|02-08-2005 10:50 PM|
Thank you for the great and detailed advice. I'll have to pay more attention to exactly what I'm doing and also see if I can get some video to post. I don't have any problem putting video onto a public post. The help is great.
One of the few things that my cast has going for it is I'm anchoring up in a good position. Now that I'm thinking about everything though, as I sweep I have a tendency to bring that rod tip up way too soon. I imagine that would make it difficult for the line to form a d-loop behind me, and would form it over to my side. Hmmm, I wonder if that's it? It is certainly something to work on either way.
I'll start with that and also pay close attention to my forward cast. I'll give an update after I get out on the water. Thanks again. I really appreciate it!
|02-08-2005 09:40 PM|
It's difficult to say without a video clip or first hand observation, of course we can formulate some theories.
Most likely it's a matter of things being out of alignment, as this most often results in a curved line. The d-loop and casting direction could be skew, the forward stroke could be curved, or the position of the anchor relative to the d-loop could be too far apart causing a 'flipping' effect when powered through.
What you can do regardless of cause is:
a) make sure your initial movement produces a nicely shaped 'candy cane' shape with the belly of the line curved nicely upstream leaving the end of the line where it meets the leader about where you could touch it with the rod tip on your right side and out in front (45 degrees out to the right in this case).
b) make sure your second movement (the sweep) pulls the line around into the backcast at an almost level motion but with a slight incline (like a screw-top jar lid) as it comes back to the d-loop...
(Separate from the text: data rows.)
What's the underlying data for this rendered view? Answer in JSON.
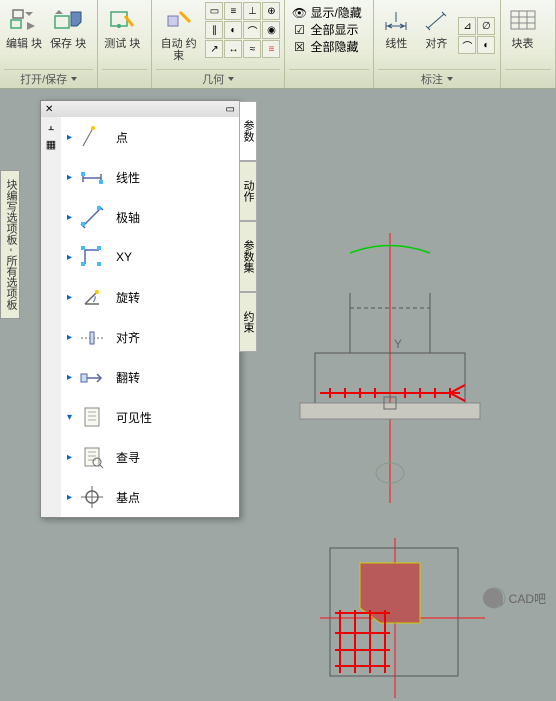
{
  "ribbon": {
    "group1": {
      "edit_block": "编辑\n块",
      "save_block": "保存\n块",
      "label": "打开/保存"
    },
    "group2": {
      "test_block": "测试\n块"
    },
    "group3": {
      "auto_constrain": "自动\n约束",
      "label": "几何"
    },
    "group4": {
      "show_hide": "显示/隐藏",
      "show_all": "全部显示",
      "hide_all": "全部隐藏"
    },
    "group5": {
      "linear": "线性",
      "align": "对齐",
      "label": "标注"
    },
    "group6": {
      "block_table": "块表"
    }
  },
  "vtab": "块编写选项板 - 所有选项板",
  "palette": {
    "items": [
      {
        "label": "点"
      },
      {
        "label": "线性"
      },
      {
        "label": "极轴"
      },
      {
        "label": "XY"
      },
      {
        "label": "旋转"
      },
      {
        "label": "对齐"
      },
      {
        "label": "翻转"
      },
      {
        "label": "可见性"
      },
      {
        "label": "查寻"
      },
      {
        "label": "基点"
      }
    ],
    "tabs": [
      "参数",
      "动作",
      "参数集",
      "约束"
    ]
  },
  "watermark": "CAD吧"
}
c) then make sure that the rod does not swing too far around behind you - in other words stop short of straight back leaving an angle in the rod and let the top half of the d-loop tighten up backwards into a straight line opposite the target. Put your left foot back and watch the top half of the loop with your eyes. It should tighten up in line with your target. If it isn't in line with the target, you can't force it over... you will have to obey the angle of aim and go where that top half is lined up.
d) make sure your anchor is on the right side about a rod's length out and to the right. Having it be too far up or down river causes it to jump up irregularly and flip to one side.
e) make sure you have enough power, but smooth power to energize the line through it's full course. Another way to get a curve in the line is to under-power the loop.
If I had the time I would draw some diagrams... but just read Simon Gawesworth's book for the most thorough descriptions of the double spey you could dream of.
Also, if you had video clips you could get some super diagnosis. Feel free to send them privately in the event you don't want them posted publicly but on the other hand we've all been through the same thing and it could be education to others.
|02-08-2005 06:45 PM|
a forward belly in a double spey
I need some spey casting advice. I have my right hand on top, I'm on the right bank, so the river is flowing left to right. I go for the double spey to cast 45 degrees downstream. Every single time I make this cast my line shoots out with a big downstream belly. I have to make a massive upstream mend just to straighten everything out, and it's killing my swing. How can I get that line to shoot out nice and straight?
I'm thinking I just need to come straight down with the rod as I make the forward cast. I must be coming down at an arc.
Any advice would be very helpful. Thanks.